Data records for software interfaces
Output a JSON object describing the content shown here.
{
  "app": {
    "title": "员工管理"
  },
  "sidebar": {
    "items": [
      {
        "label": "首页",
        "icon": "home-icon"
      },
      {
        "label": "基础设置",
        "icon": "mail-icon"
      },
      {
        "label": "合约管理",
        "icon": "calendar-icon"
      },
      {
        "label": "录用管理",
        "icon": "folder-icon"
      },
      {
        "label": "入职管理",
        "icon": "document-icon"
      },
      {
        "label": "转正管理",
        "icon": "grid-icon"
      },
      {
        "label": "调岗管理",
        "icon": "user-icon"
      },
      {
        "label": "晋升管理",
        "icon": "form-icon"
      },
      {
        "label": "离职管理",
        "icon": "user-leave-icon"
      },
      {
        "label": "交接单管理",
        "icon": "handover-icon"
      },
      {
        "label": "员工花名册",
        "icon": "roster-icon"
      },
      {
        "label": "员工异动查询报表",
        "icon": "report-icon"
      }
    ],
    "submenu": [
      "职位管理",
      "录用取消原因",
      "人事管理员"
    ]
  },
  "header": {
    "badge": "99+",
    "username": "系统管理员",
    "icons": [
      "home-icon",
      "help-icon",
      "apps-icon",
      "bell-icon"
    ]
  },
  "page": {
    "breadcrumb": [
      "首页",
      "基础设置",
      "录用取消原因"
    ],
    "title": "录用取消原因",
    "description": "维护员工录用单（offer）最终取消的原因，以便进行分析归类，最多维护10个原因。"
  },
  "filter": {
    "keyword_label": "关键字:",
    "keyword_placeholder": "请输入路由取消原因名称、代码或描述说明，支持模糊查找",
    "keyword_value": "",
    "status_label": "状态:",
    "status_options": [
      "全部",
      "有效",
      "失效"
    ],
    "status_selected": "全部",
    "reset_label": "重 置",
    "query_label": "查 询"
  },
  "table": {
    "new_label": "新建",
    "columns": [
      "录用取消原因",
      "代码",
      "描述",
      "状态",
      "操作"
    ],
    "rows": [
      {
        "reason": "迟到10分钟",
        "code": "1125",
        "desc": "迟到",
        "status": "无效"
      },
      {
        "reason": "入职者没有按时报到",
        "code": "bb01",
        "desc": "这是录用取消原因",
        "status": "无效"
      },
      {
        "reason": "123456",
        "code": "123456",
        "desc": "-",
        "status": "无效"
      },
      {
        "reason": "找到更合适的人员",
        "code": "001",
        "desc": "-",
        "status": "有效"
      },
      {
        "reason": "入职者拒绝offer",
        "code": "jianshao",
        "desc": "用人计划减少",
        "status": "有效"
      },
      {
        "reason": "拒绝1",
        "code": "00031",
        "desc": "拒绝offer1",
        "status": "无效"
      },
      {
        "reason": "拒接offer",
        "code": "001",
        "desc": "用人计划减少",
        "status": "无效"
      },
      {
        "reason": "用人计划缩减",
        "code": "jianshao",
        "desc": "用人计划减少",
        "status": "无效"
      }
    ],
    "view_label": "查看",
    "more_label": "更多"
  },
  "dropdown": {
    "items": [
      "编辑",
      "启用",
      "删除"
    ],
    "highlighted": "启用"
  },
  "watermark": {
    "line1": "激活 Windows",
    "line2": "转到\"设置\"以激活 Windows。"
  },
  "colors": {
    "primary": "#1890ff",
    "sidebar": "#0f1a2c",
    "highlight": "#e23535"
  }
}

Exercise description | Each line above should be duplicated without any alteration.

Answer to the exercise |
Output a JSON object describing the content shown here.
{
  "app": {
    "title": "员工管理"
  },
  "sidebar": {
    "items": [
      {
        "label": "首页",
        "icon": "home-icon"
      },
      {
        "label": "基础设置",
        "icon": "mail-icon"
      },
      {
        "label": "合约管理",
        "icon": "calendar-icon"
      },
      {
        "label": "录用管理",
        "icon": "folder-icon"
      },
      {
        "label": "入职管理",
        "icon": "document-icon"
      },
      {
        "label": "转正管理",
        "icon": "grid-icon"
      },
      {
        "label": "调岗管理",
        "icon": "user-icon"
      },
      {
        "label": "晋升管理",
        "icon": "form-icon"
      },
      {
        "label": "离职管理",
        "icon": "user-leave-icon"
      },
      {
        "label": "交接单管理",
        "icon": "handover-icon"
      },
      {
        "label": "员工花名册",
        "icon": "roster-icon"
      },
      {
        "label": "员工异动查询报表",
        "icon": "report-icon"
      }
    ],
    "submenu": [
      "职位管理",
      "录用取消原因",
      "人事管理员"
    ]
  },
  "header": {
    "badge": "99+",
    "username": "系统管理员",
    "icons": [
      "home-icon",
      "help-icon",
      "apps-icon",
      "bell-icon"
    ]
  },
  "page": {
    "breadcrumb": [
      "首页",
      "基础设置",
      "录用取消原因"
    ],
    "title": "录用取消原因",
    "description": "维护员工录用单（offer）最终取消的原因，以便进行分析归类，最多维护10个原因。"
  },
  "filter": {
    "keyword_label": "关键字:",
    "keyword_placeholder": "请输入路由取消原因名称、代码或描述说明，支持模糊查找",
    "keyword_value": "",
    "status_label": "状态:",
    "status_options": [
      "全部",
      "有效",
      "失效"
    ],
    "status_selected": "全部",
    "reset_label": "重 置",
    "query_label": "查 询"
  },
  "table": {
    "new_label": "新建",
    "columns": [
      "录用取消原因",
      "代码",
      "描述",
      "状态",
      "操作"
    ],
    "rows": [
      {
        "reason": "迟到10分钟",
        "code": "1125",
        "desc": "迟到",
        "status": "无效"
      },
      {
        "reason": "入职者没有按时报到",
        "code": "bb01",
        "desc": "这是录用取消原因",
        "status": "无效"
      },
      {
        "reason": "123456",
        "code": "123456",
        "desc": "-",
        "status": "无效"
      },
      {
        "reason": "找到更合适的人员",
        "code": "001",
        "desc": "-",
        "status": "有效"
      },
      {
        "reason": "入职者拒绝offer",
        "code": "jianshao",
        "desc": "用人计划减少",
        "status": "有效"
      },
      {
        "reason": "拒绝1",
        "code": "00031",
        "desc": "拒绝offer1",
        "status": "无效"
      },
      {
        "reason": "拒接offer",
        "code": "001",
        "desc": "用人计划减少",
        "status": "无效"
      },
      {
        "reason": "用人计划缩减",
        "code": "jianshao",
        "desc": "用人计划减少",
        "status": "无效"
      }
    ],
    "view_label": "查看",
    "more_label": "更多"
  },
  "dropdown": {
    "items": [
      "编辑",
      "启用",
      "删除"
    ],
    "highlighted": "启用"
  },
  "watermark": {
    "line1": "激活 Windows",
    "line2": "转到\"设置\"以激活 Windows。"
  },
  "colors": {
    "primary": "#1890ff",
    "sidebar": "#0f1a2c",
    "highlight": "#e23535"
  }
}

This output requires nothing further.